I have always been impressed by the beauty and level of detail other matte painters have been able to produce in their images of natural environments, and so I decided to try and create my very own jungle landscape. This was my first experience of trying to create a realistic jungle, and I also wanted to capture some unique landscape elements that you wouldn't normally see in daily life. As you'll see as you look through the steps of this article, the image started as a sketch of a potential real life environment, and progressed into a more interesting piece with a dark atmosphere. I wanted to capture both the curiosity and imagination of the viewer with the final result.
Step 1: Sketch:
I started my work as a simple sketch, although I had a good idea of what my final image was going to look like (Fig.01). I used a standard hard edge brush with the opacity set at 20%-30%, and then started drawing freely, trying to find the range of colours that I wanted to see in my work (Fig.02).
At first I didn't pay too much attention to the final size of the picture; as my work progressed I kept expanding the canvas when I needed to. My original idea was to create a picture of a tropical landscape in a thunderstorm, with mountain peaks that were encrusted with lightning conductors so that lighting would flow from one peak to the next through the entire picture. Later, I realised that lightning's brightness would steal the viewer's attention from the rest of the picture, and so I wisely decided against the lightning conductors.
Step 2: Mood
Once I was satisfied with the composition of my sketch, I started looking at various pictures of skies that would help to set the mood I wanted in my work. Once I'd found the photos I was looking for, I imported them into Photoshop and changed the layer mode to Multiply.
I played around with the layer transparency settings and decided to duplicate a layer and introduce it using the Overlay mode (Fig.03). By doing this, I created a gloomier thunderstorm mood (Fig.04). Another of my goals was to create more complex clouds, in terms of both detail and lighting; however I decided to postpone this until after I'd finished the detail on the mountains and overgrowth.
Step 3: References
Most of the time, I try to draw as much as possible in my paintings, however this time I wanted to create something that looked very realistic and detailed. After thinking it over, I spent several hours looking for the right photos of mountains, rocks, bushes and clouds.
It's very rare to find pictures that agree with each other; most of the time you're left making the best of what is on hand. Using the Lasso tool I cropped various pieces of mountains and transformed them in order to use them as Overlay layers in the picture. At this time I didn't pay too much attention to the difference in colours as they each had their own separate layer and I was going to balance them later on. In my opinion, it's much more important at this stage to find pieces that are similar in terms of texture and lighting.
Step 4: Integration
When my picture had the first elements of the mountains (Fig.05), I started working on the colour of the main mountain using the Colour Balance adjustments to make it more in tune with the gloomy sky of the picture. To achieve this I also used texture brushes (Fig.06).

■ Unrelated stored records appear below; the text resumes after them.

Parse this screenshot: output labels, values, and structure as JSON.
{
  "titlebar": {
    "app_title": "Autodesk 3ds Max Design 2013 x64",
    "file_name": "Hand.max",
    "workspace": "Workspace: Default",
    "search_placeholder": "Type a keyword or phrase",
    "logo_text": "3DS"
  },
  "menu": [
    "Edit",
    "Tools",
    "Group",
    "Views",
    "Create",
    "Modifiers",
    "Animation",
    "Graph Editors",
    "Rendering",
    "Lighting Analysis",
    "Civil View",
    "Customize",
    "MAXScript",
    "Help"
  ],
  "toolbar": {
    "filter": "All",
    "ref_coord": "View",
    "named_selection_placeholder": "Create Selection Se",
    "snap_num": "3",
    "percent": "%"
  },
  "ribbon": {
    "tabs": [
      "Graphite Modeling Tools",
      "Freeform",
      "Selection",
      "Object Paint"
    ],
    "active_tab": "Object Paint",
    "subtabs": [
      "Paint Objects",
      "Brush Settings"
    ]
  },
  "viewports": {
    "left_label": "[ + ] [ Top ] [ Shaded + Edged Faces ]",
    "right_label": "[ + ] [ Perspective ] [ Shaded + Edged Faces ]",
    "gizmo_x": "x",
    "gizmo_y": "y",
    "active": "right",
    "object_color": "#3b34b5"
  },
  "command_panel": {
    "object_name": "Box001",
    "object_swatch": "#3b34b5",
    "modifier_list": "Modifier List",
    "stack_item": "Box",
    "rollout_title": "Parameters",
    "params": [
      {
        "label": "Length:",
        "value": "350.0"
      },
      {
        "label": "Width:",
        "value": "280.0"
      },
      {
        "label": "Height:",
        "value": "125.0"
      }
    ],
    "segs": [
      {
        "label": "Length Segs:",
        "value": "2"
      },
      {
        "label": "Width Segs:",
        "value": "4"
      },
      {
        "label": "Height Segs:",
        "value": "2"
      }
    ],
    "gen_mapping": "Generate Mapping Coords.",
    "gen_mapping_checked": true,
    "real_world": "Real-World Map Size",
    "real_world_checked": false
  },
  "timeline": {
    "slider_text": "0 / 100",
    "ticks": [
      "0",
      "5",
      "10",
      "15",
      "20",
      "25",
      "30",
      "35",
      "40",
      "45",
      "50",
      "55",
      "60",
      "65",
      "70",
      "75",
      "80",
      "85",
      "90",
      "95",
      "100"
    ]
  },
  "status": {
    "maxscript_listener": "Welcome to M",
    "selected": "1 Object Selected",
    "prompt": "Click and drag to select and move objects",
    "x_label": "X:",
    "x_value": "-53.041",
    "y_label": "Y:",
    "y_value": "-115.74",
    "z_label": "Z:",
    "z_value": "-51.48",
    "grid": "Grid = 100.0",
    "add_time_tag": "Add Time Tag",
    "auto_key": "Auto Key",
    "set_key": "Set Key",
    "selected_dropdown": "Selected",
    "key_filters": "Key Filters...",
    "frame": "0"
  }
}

I started to draw in the missing elements at the same time as correcting colours of various pieces in order to make the colour balance between them. Using the Clone Stamp tool I cloned several overgrowth pieces from various pictures and tried to distribute them evenly throughout the picture. During this process I used my own brushes as well as the Eraser and Stamp tools; I kept drawing until the seams between the various pieces that made up the image became unnoticeable.
The left side of the picture also received the same treatment. Using a mask I created a selection field for the distant mountains, and using adjustment layers I changed the saturation, contrast and colour balance in such a way as to create a feeling of depth in my work (Fig.07).